Reposted from User Generated Education:
How often have students (ourselves included) been asked to memorize mass amounts of facts – historical dates, vocabulary words, science facts, get tested on them, just to forget almost all those memorized facts a week or two later? Why do educators insist on continuing this archaic and ineffective instructional practice? Memorizing facts often means a waste of students’ time and energy. In some cases, too many cases, learners lose their passion and excitement for a subject or topic that, if taught in another way, may have not been the case.
Authentic learning can be the driving force for increasing context and relevancy. Jan Herrington describes authentic learning along two axes – the authenticity of the task is on one axis (from authentic to decontextualised), and the setting is on the other (the classroom/university to the real setting). The goal of educators should be to increase authenticity which leads to more contextual learning (and vice versa).

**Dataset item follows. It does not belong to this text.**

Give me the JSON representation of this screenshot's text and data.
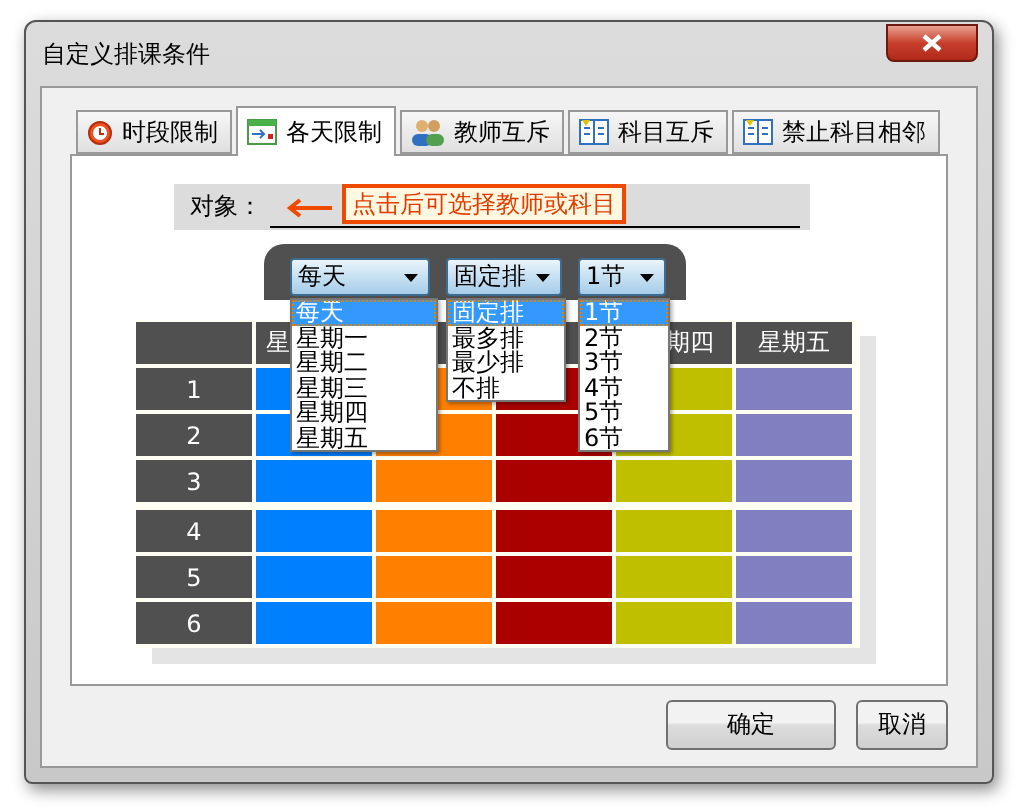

The visual image I use to describe context is all of these unconnected facts floating around in the learner’s brain. Since they have nothing to connect to, they end up flying away. This is especially true for abstract concepts. The following are some suggestions for establishing context…